undersigned gives little weight to these opinions because
they are not supported by specific restrictions that would
preclude full time work. Additionally, they are inconsistent
with the normal physical examination and improved condition
noted in the treatment notes. Furthermore, the determination
of disability is reserved for the Commissioner of the Social
Security Administration.” Tr. 26. Plaintiff objects to
the characterization of Dr. Goldberg's opinion as
inconsistent with the treatment notes, and suggests that Dr.
Goldberg did not make a “determination of
disability.” ECF 17-1 at 11-14. While Plaintiff is able
to excerpt some notes from Dr. Goldberg's report that
might lead to a different conclusion, the notes stated that
Plaintiff's congestive heart failure is “improved
and stabilized, ” Tr. 656, and indicate that she
“actually was trying to exercise and felt an
improvement after an initial low dose” of medication.
Tr. 655. The findings on physical examination were
essentially normal. Id. In light of those findings,
I cannot conclude that the ALJ's characterization of the
record was erroneous.
the ALJ is not required to give controlling weight to medical
opinions on the ultimate issue of whether a claimant is
“disabled or unable to work.” 20 C.F.R.
§§ 404.1527(d)(1), 416.927(d)(1) (internal
quotations omitted); Sharp v. Colvin, 660 Fed.
App'x 251, 256-58 (4th Cir. 2016) (unpublished)
(affirming ALJ's rejection of doctor opinion that
claimant could not maintain a routine work schedule, because
that determination is reserved for the ALJ and the opinion
was inconsistent with other evidence). Here, the ALJ was not
bound by Dr. Goldberg's opinion that Plaintiff was
“precluded from full time work, ” and the ALJ
cited the lack of specific work-related restrictions and the
inconsistency with examination notes. Tr. 26. Therefore, the
ALJ's assessment of Dr. Goldberg's opinion was
reasons set forth herein, Plaintiff's Motion for Summary

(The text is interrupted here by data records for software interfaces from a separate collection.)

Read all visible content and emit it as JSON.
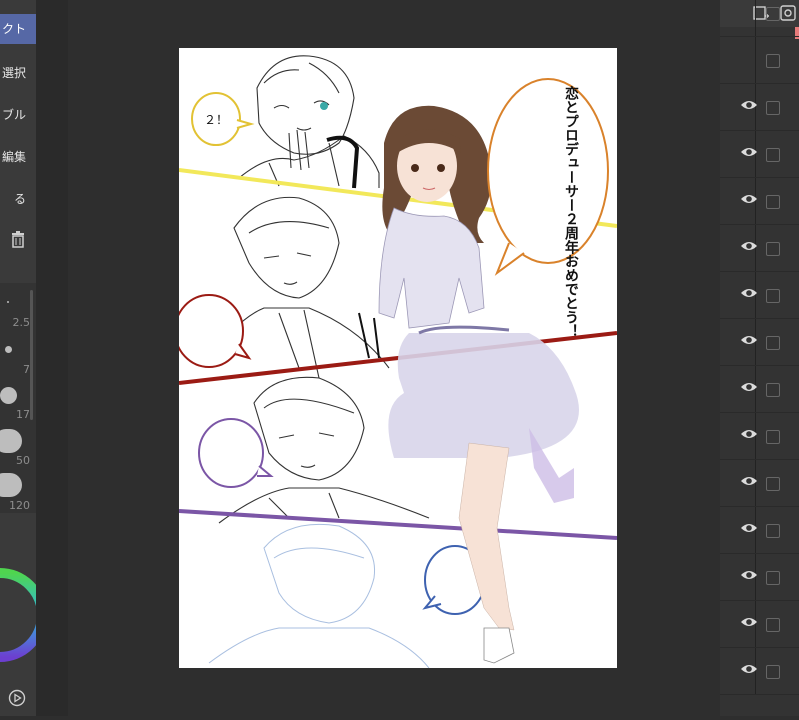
{
  "left_menu": {
    "items": [
      {
        "label": "クト",
        "selected": true
      },
      {
        "label": "選択",
        "selected": false
      },
      {
        "label": "ブル",
        "selected": false
      },
      {
        "label": "編集",
        "selected": false
      },
      {
        "label": "る",
        "selected": false
      }
    ]
  },
  "brush_sizes": [
    "2.5",
    "7",
    "17",
    "50",
    "120"
  ],
  "icons": {
    "trash": "trash-icon",
    "play": "play-icon",
    "add_layer": "add-layer-icon",
    "layer_settings": "layer-settings-icon",
    "visibility": "eye-icon"
  },
  "canvas": {
    "bubble_small": "２！",
    "bubble_main": "恋とプロデューサー２周年おめでとう！"
  },
  "layers_visible_count": 13,
  "colors": {
    "accent": "#5668a6",
    "yellow_line": "#f2e85a",
    "red_line": "#9b1b14",
    "purple_line": "#7b56a6",
    "orange_bubble": "#d9822b",
    "blue_bubble": "#3e62b0"
  }
}
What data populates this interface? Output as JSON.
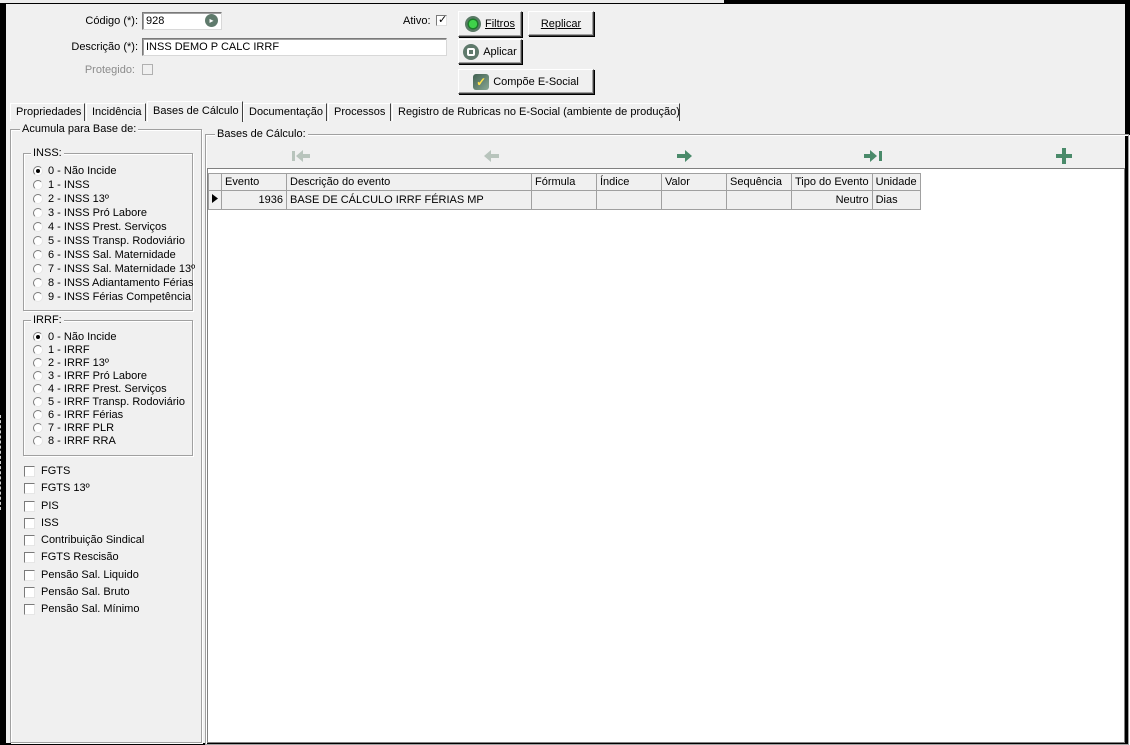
{
  "form": {
    "codigo_label": "Código (*):",
    "codigo_value": "928",
    "descricao_label": "Descrição (*):",
    "descricao_value": "INSS DEMO P CALC IRRF",
    "protegido_label": "Protegido:",
    "ativo_label": "Ativo:",
    "ativo_checked": "✓"
  },
  "buttons": {
    "filtros": "Filtros",
    "aplicar": "Aplicar",
    "replicar": "Replicar",
    "compoe": "Compõe E-Social"
  },
  "tabs": [
    "Propriedades",
    "Incidência",
    "Bases de Cálculo",
    "Documentação",
    "Processos",
    "Registro de Rubricas no E-Social (ambiente de produção)"
  ],
  "left": {
    "title": "Acumula para Base de:",
    "inss_title": "INSS:",
    "inss_options": [
      "0 - Não Incide",
      "1 - INSS",
      "2 - INSS 13º",
      "3 - INSS Pró Labore",
      "4 - INSS Prest. Serviços",
      "5 - INSS Transp. Rodoviário",
      "6 - INSS Sal. Maternidade",
      "7 - INSS Sal. Maternidade 13º",
      "8 - INSS Adiantamento Férias",
      "9 - INSS Férias Competência"
    ],
    "irrf_title": "IRRF:",
    "irrf_options": [
      "0 - Não Incide",
      "1 - IRRF",
      "2 - IRRF 13º",
      "3 - IRRF Pró Labore",
      "4 - IRRF Prest. Serviços",
      "5 - IRRF Transp. Rodoviário",
      "6 - IRRF Férias",
      "7 - IRRF PLR",
      "8 - IRRF RRA"
    ],
    "checkboxes": [
      "FGTS",
      "FGTS 13º",
      "PIS",
      "ISS",
      "Contribuição Sindical",
      "FGTS Rescisão",
      "Pensão Sal. Liquido",
      "Pensão Sal. Bruto",
      "Pensão Sal. Mínimo"
    ]
  },
  "right": {
    "title": "Bases de Cálculo:",
    "columns": [
      "Evento",
      "Descrição do evento",
      "Fórmula",
      "Índice",
      "Valor",
      "Sequência",
      "Tipo do Evento",
      "Unidade"
    ],
    "rows": [
      {
        "evento": "1936",
        "descricao": "BASE DE CÁLCULO IRRF FÉRIAS MP",
        "formula": "",
        "indice": "",
        "valor": "",
        "sequencia": "",
        "tipo": "Neutro",
        "unidade": "Dias"
      }
    ]
  },
  "colors": {
    "nav_active": "#4a8a6a",
    "nav_disabled": "#b8c4bc"
  }
}
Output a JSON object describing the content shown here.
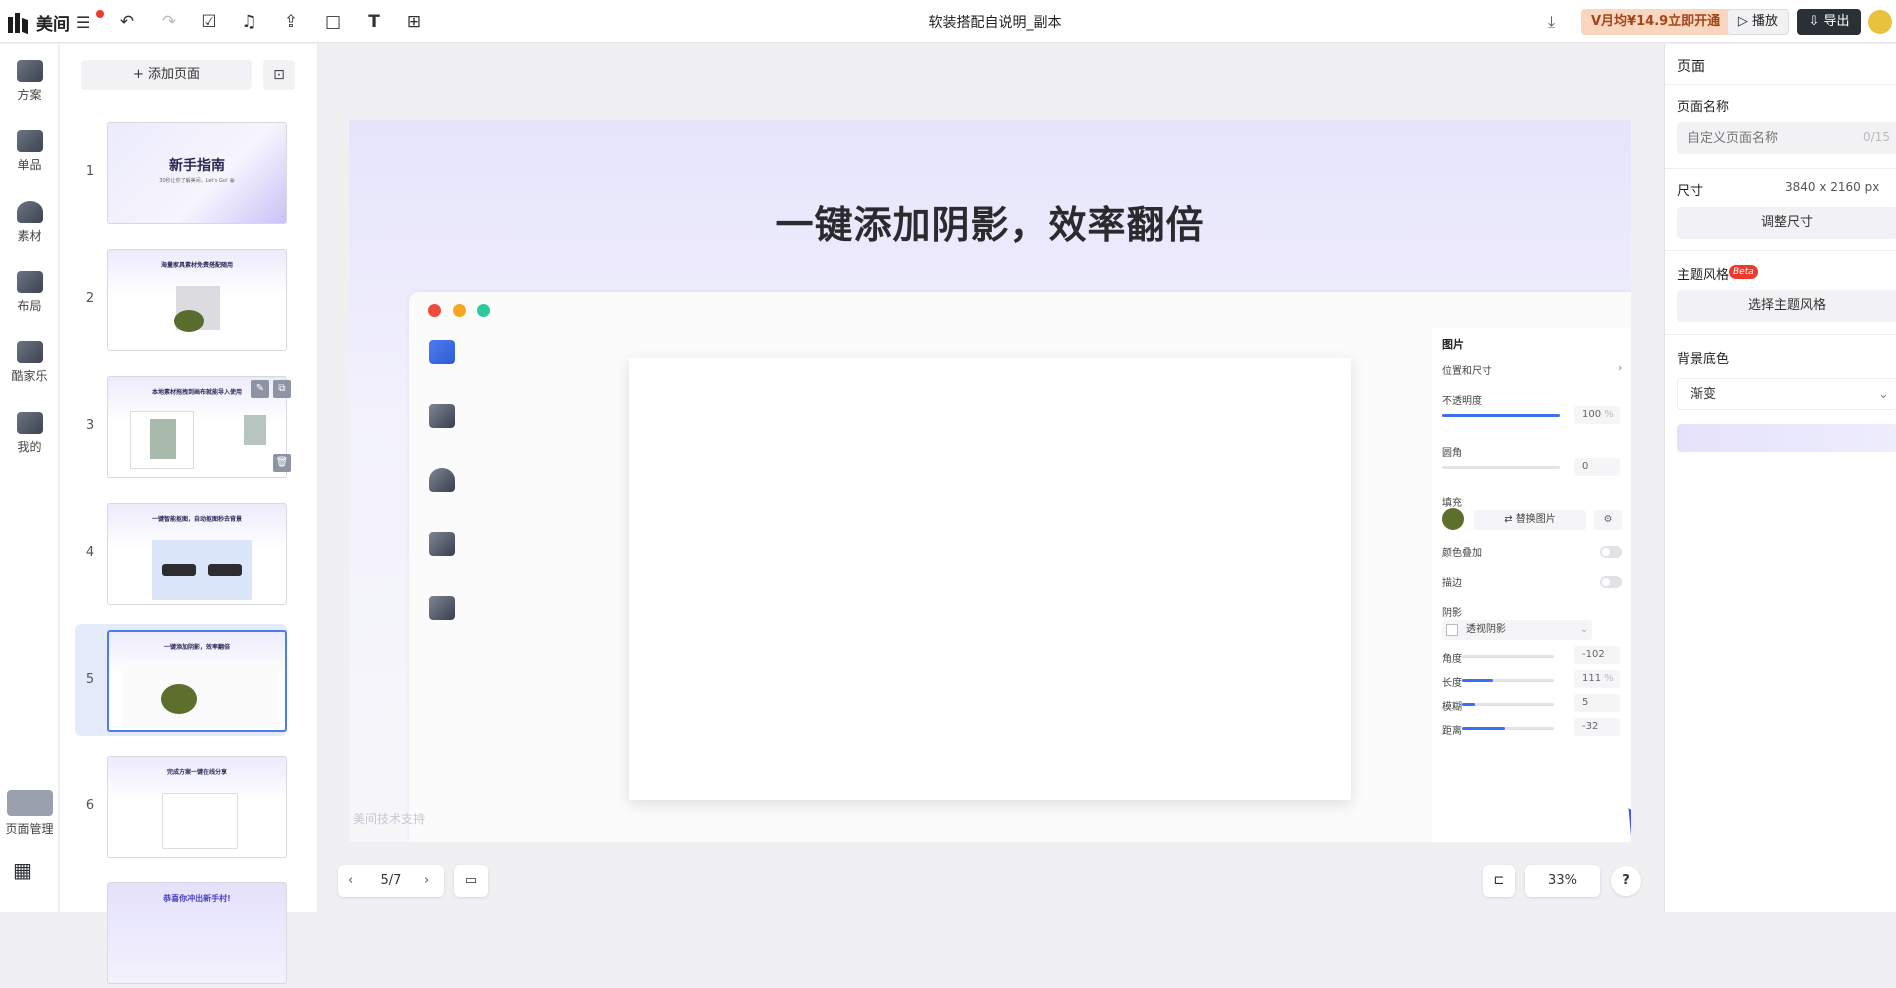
{
  "app": {
    "name": "美间",
    "menu_icon": "menu-icon"
  },
  "toolbar": {
    "doc_title": "软装搭配自说明_副本",
    "vip_label": "V月均¥14.9立即开通",
    "play_label": "▷ 播放",
    "export_label": "⇩ 导出"
  },
  "leftnav": {
    "items": [
      {
        "label": "方案"
      },
      {
        "label": "单品"
      },
      {
        "label": "素材"
      },
      {
        "label": "布局"
      },
      {
        "label": "酷家乐"
      },
      {
        "label": "我的"
      }
    ],
    "page_manage": "页面管理"
  },
  "pages": {
    "add_label": "+ 添加页面",
    "thumbs": [
      {
        "num": "1",
        "title": "新手指南",
        "subtitle": "30秒让你了解美间，Let's Go! 😀"
      },
      {
        "num": "2",
        "title": "海量家具素材免费搭配随用"
      },
      {
        "num": "3",
        "title": "本地素材拖拽到画布就能导入使用"
      },
      {
        "num": "4",
        "title": "一键智能抠图，自动抠图秒去背景"
      },
      {
        "num": "5",
        "title": "一键添加阴影，效率翻倍"
      },
      {
        "num": "6",
        "title": "完成方案一键在线分享"
      },
      {
        "num": "",
        "title": "恭喜你冲出新手村!"
      }
    ]
  },
  "slide": {
    "title": "一键添加阴影，效率翻倍",
    "watermark": "美间技术支持",
    "props": {
      "header": "图片",
      "pos_size": "位置和尺寸",
      "opacity_label": "不透明度",
      "opacity_value": "100",
      "opacity_unit": "%",
      "opacity_fraction": 1.0,
      "radius_label": "圆角",
      "radius_value": "0",
      "fill_label": "填充",
      "replace_label": "⇄ 替换图片",
      "color_overlay": "颜色叠加",
      "stroke": "描边",
      "shadow": "阴影",
      "shadow_type": "透视阴影",
      "angle_label": "角度",
      "angle_value": "-102",
      "length_label": "长度",
      "length_value": "111",
      "length_unit": "%",
      "blur_label": "模糊",
      "blur_value": "5",
      "distance_label": "距离",
      "distance_value": "-32"
    }
  },
  "bottom": {
    "page_indicator": "5/7",
    "zoom": "33%",
    "help": "?"
  },
  "rightpanel": {
    "title": "页面",
    "page_name_label": "页面名称",
    "page_name_placeholder": "自定义页面名称",
    "page_name_count": "0/15",
    "size_label": "尺寸",
    "size_value": "3840 x 2160 px",
    "resize_label": "调整尺寸",
    "theme_label": "主题风格",
    "beta": "Beta",
    "theme_button": "选择主题风格",
    "bg_label": "背景底色",
    "bg_value": "渐变"
  },
  "colors": {
    "accent": "#4d7cf0",
    "vip_bg": "#f8d6bf",
    "export_bg": "#2b2f36"
  }
}
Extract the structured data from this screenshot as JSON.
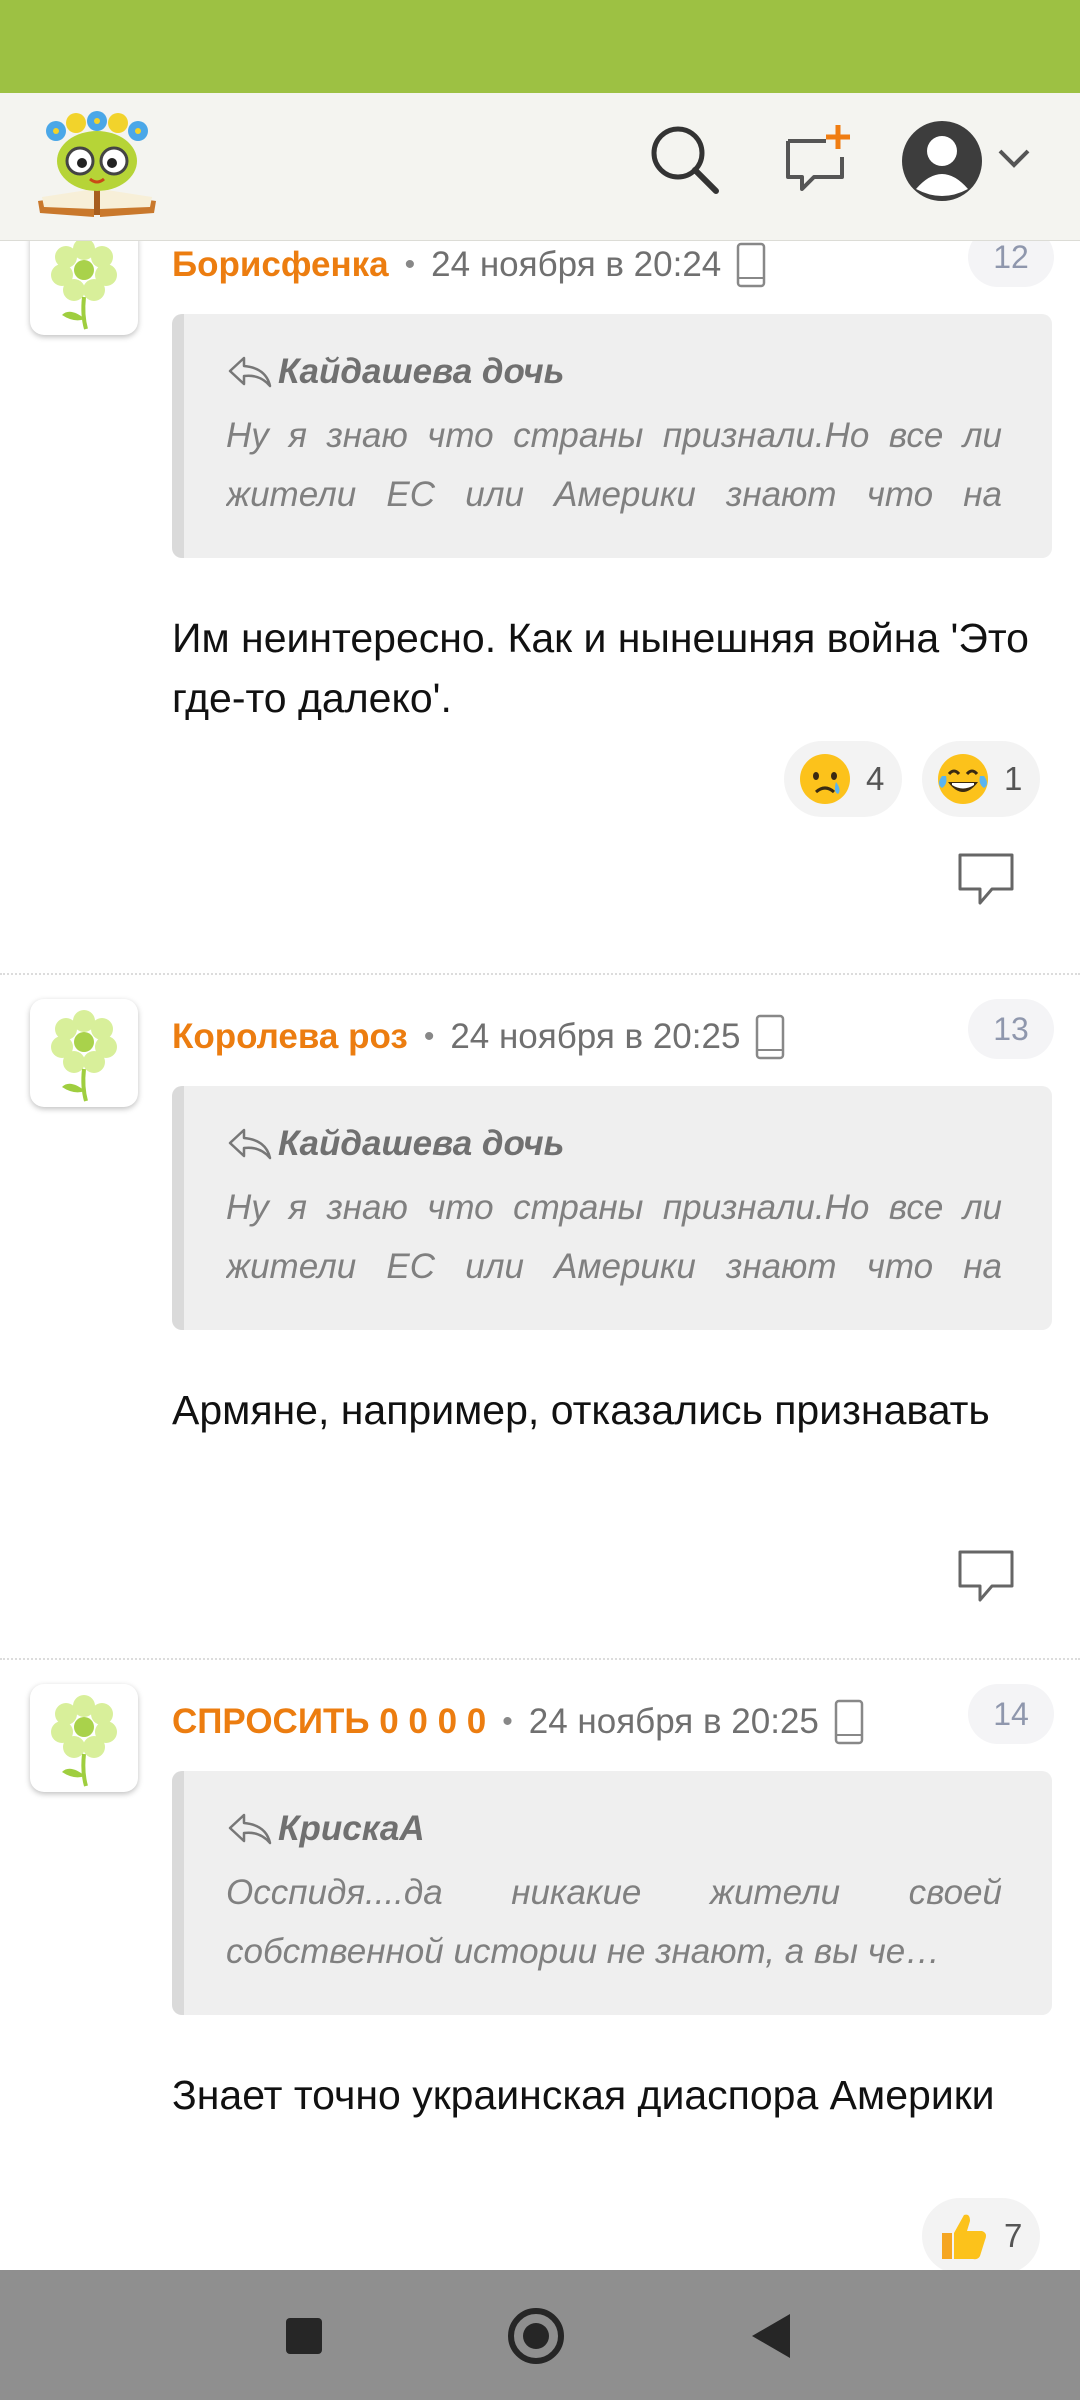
{
  "colors": {
    "status_bar": "#9dc143",
    "author": "#ec7d10",
    "header_bg": "#f4f4f0"
  },
  "header": {
    "logo": "smiling-book-mascot-logo",
    "icons": [
      "search-icon",
      "new-post-icon",
      "profile-avatar-icon",
      "chevron-down-icon"
    ]
  },
  "comments": [
    {
      "author": "Борисфенка",
      "date": "24 ноября в 20:24",
      "number": "12",
      "quote": {
        "author": "Кайдашева дочь",
        "text": "Ну я знаю что страны признали.Но все ли жители ЕС или Америки знают что на само…"
      },
      "text": "Им неинтересно. Как и нынешняя война 'Это где-то далеко'.",
      "reactions": [
        {
          "icon": "crying-face-emoji",
          "count": "4"
        },
        {
          "icon": "tears-of-joy-emoji",
          "count": "1"
        }
      ]
    },
    {
      "author": "Королева роз",
      "date": "24 ноября в 20:25",
      "number": "13",
      "quote": {
        "author": "Кайдашева дочь",
        "text": "Ну я знаю что страны признали.Но все ли жители ЕС или Америки знают что на само…"
      },
      "text": "Армяне, например, отказались признавать",
      "reactions": []
    },
    {
      "author": "СПРОСИТЬ 0 0 0 0",
      "date": "24 ноября в 20:25",
      "number": "14",
      "quote": {
        "author": "КрискаА",
        "text": "Осспидя....да никакие жители своей собственной истории не знают, а вы че…"
      },
      "text": "Знает точно украинская диаспора Америки",
      "reactions": [
        {
          "icon": "thumbs-up-emoji",
          "count": "7"
        }
      ]
    }
  ],
  "nav": {
    "buttons": [
      "recents-square-icon",
      "home-circle-icon",
      "back-triangle-icon"
    ]
  }
}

Judgment, ECF 17, is DENIED, and Defendant's Motion for
Summary Judgment, ECF 18, is GRANTED. The SSA's judgment
is AFFIRMED pursuant to sentence four ...